━━ Record excerpts

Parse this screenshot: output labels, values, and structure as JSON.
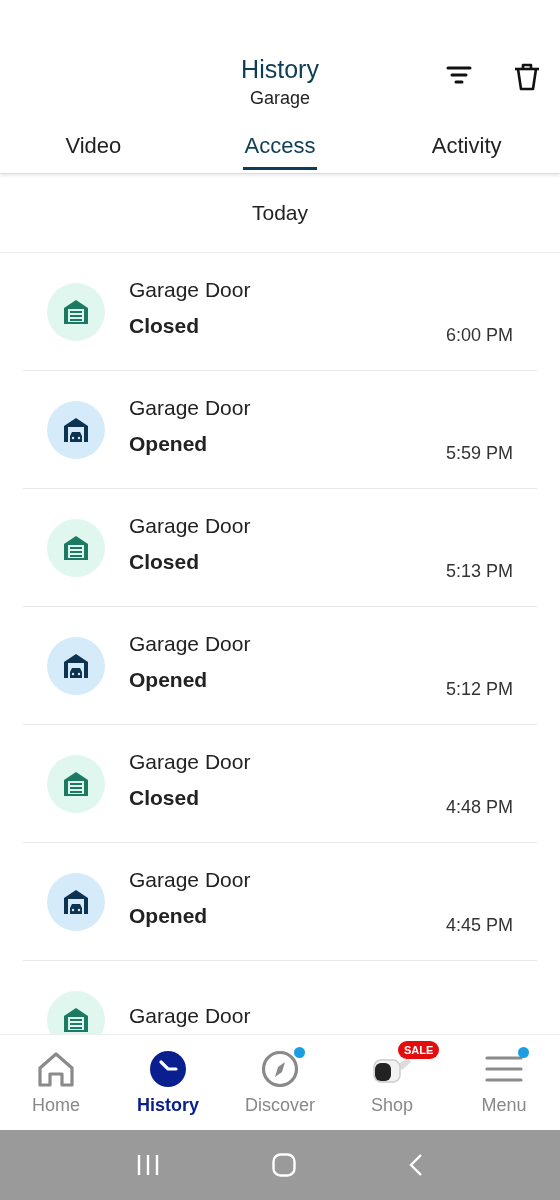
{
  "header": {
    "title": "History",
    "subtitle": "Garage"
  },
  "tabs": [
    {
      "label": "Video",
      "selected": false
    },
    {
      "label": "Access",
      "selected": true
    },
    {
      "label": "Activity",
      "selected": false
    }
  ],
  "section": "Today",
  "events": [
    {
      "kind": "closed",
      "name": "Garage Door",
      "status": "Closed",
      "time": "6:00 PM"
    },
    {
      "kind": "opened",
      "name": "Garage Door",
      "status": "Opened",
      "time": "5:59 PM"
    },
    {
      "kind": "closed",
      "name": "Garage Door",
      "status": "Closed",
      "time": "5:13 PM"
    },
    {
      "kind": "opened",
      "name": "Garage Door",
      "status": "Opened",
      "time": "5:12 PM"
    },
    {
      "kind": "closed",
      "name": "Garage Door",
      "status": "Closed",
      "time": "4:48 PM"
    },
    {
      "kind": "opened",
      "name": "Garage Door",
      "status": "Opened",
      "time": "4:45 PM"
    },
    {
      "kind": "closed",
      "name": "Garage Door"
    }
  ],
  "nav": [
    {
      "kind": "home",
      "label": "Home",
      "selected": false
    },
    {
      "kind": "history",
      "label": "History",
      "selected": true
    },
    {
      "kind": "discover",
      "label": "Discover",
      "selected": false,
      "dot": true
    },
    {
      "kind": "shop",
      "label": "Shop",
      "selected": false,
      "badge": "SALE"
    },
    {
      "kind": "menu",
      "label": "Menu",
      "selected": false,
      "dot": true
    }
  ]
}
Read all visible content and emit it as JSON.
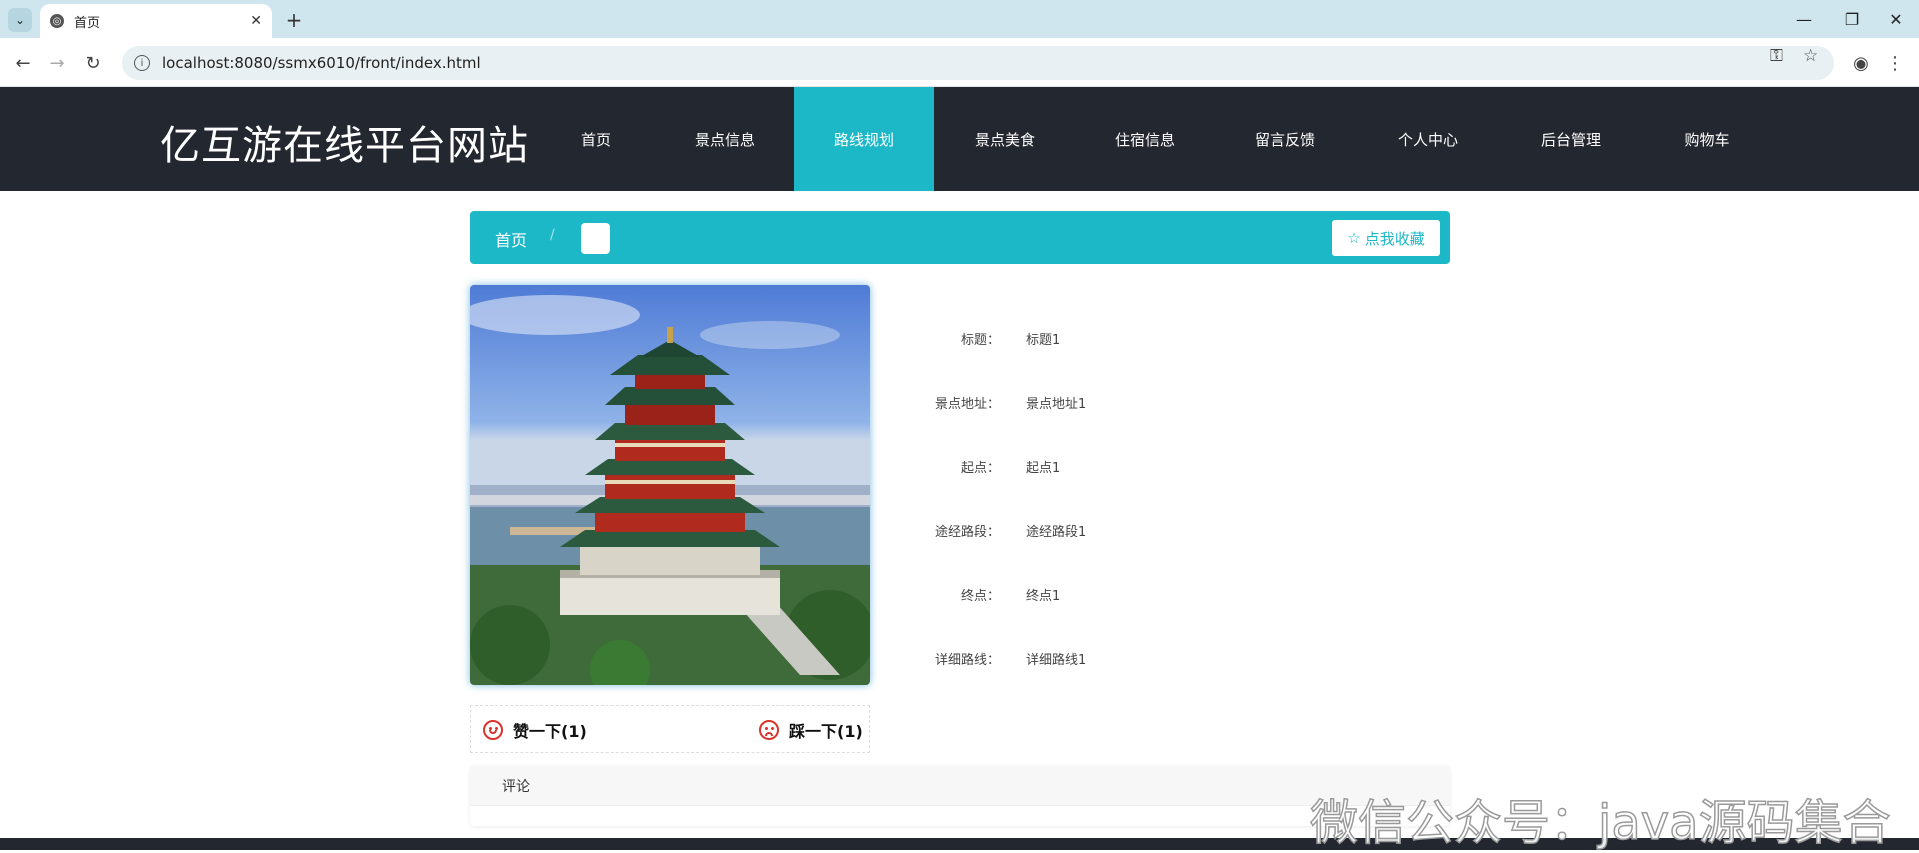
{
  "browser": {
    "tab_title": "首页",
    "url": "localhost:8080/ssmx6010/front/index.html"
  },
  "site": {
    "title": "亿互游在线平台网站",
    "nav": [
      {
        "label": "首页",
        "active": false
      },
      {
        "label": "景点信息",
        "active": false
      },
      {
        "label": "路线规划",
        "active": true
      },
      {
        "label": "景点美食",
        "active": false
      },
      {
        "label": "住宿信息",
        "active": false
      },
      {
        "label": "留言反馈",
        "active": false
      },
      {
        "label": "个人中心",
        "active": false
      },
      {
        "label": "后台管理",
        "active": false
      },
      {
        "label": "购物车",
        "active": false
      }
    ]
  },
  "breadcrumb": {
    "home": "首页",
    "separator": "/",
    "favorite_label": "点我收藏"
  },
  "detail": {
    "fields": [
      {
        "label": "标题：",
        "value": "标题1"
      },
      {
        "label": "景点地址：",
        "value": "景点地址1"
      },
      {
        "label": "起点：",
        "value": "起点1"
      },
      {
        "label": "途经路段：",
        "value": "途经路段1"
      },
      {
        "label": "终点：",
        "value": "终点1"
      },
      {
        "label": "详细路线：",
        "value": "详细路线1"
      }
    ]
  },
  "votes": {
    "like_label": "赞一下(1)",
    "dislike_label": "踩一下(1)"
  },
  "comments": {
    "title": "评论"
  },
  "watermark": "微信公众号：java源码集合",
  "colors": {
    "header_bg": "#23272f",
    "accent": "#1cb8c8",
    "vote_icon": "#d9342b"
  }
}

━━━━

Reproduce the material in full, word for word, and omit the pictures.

Task result >>
Parse this screenshot: output labels, values, and structure as JSON.
{
  "header": {
    "title": "History",
    "subtitle": "Garage"
  },
  "tabs": [
    {
      "label": "Video",
      "selected": false
    },
    {
      "label": "Access",
      "selected": true
    },
    {
      "label": "Activity",
      "selected": false
    }
  ],
  "section": "Today",
  "events": [
    {
      "kind": "closed",
      "name": "Garage Door",
      "status": "Closed",
      "time": "6:00 PM"
    },
    {
      "kind": "opened",
      "name": "Garage Door",
      "status": "Opened",
      "time": "5:59 PM"
    },
    {
      "kind": "closed",
      "name": "Garage Door",
      "status": "Closed",
      "time": "5:13 PM"
    },
    {
      "kind": "opened",
      "name": "Garage Door",
      "status": "Opened",
      "time": "5:12 PM"
    },
    {
      "kind": "closed",
      "name": "Garage Door",
      "status": "Closed",
      "time": "4:48 PM"
    },
    {
      "kind": "opened",
      "name": "Garage Door",
      "status": "Opened",
      "time": "4:45 PM"
    },
    {
      "kind": "closed",
      "name": "Garage Door"
    }
  ],
  "nav": [
    {
      "kind": "home",
      "label": "Home",
      "selected": false
    },
    {
      "kind": "history",
      "label": "History",
      "selected": true
    },
    {
      "kind": "discover",
      "label": "Discover",
      "selected": false,
      "dot": true
    },
    {
      "kind": "shop",
      "label": "Shop",
      "selected": false,
      "badge": "SALE"
    },
    {
      "kind": "menu",
      "label": "Menu",
      "selected": false,
      "dot": true
    }
  ]
}
Read all visible content and emit it as JSON.
{
  "browser": {
    "tab_title": "首页",
    "url": "localhost:8080/ssmx6010/front/index.html"
  },
  "site": {
    "title": "亿互游在线平台网站",
    "nav": [
      {
        "label": "首页",
        "active": false
      },
      {
        "label": "景点信息",
        "active": false
      },
      {
        "label": "路线规划",
        "active": true
      },
      {
        "label": "景点美食",
        "active": false
      },
      {
        "label": "住宿信息",
        "active": false
      },
      {
        "label": "留言反馈",
        "active": false
      },
      {
        "label": "个人中心",
        "active": false
      },
      {
        "label": "后台管理",
        "active": false
      },
      {
        "label": "购物车",
        "active": false
      }
    ]
  },
  "breadcrumb": {
    "home": "首页",
    "separator": "/",
    "favorite_label": "点我收藏"
  },
  "detail": {
    "fields": [
      {
        "label": "标题：",
        "value": "标题1"
      },
      {
        "label": "景点地址：",
        "value": "景点地址1"
      },
      {
        "label": "起点：",
        "value": "起点1"
      },
      {
        "label": "途经路段：",
        "value": "途经路段1"
      },
      {
        "label": "终点：",
        "value": "终点1"
      },
      {
        "label": "详细路线：",
        "value": "详细路线1"
      }
    ]
  },
  "votes": {
    "like_label": "赞一下(1)",
    "dislike_label": "踩一下(1)"
  },
  "comments": {
    "title": "评论"
  },
  "watermark": "微信公众号：java源码集合",
  "colors": {
    "header_bg": "#23272f",
    "accent": "#1cb8c8",
    "vote_icon": "#d9342b"
  }
}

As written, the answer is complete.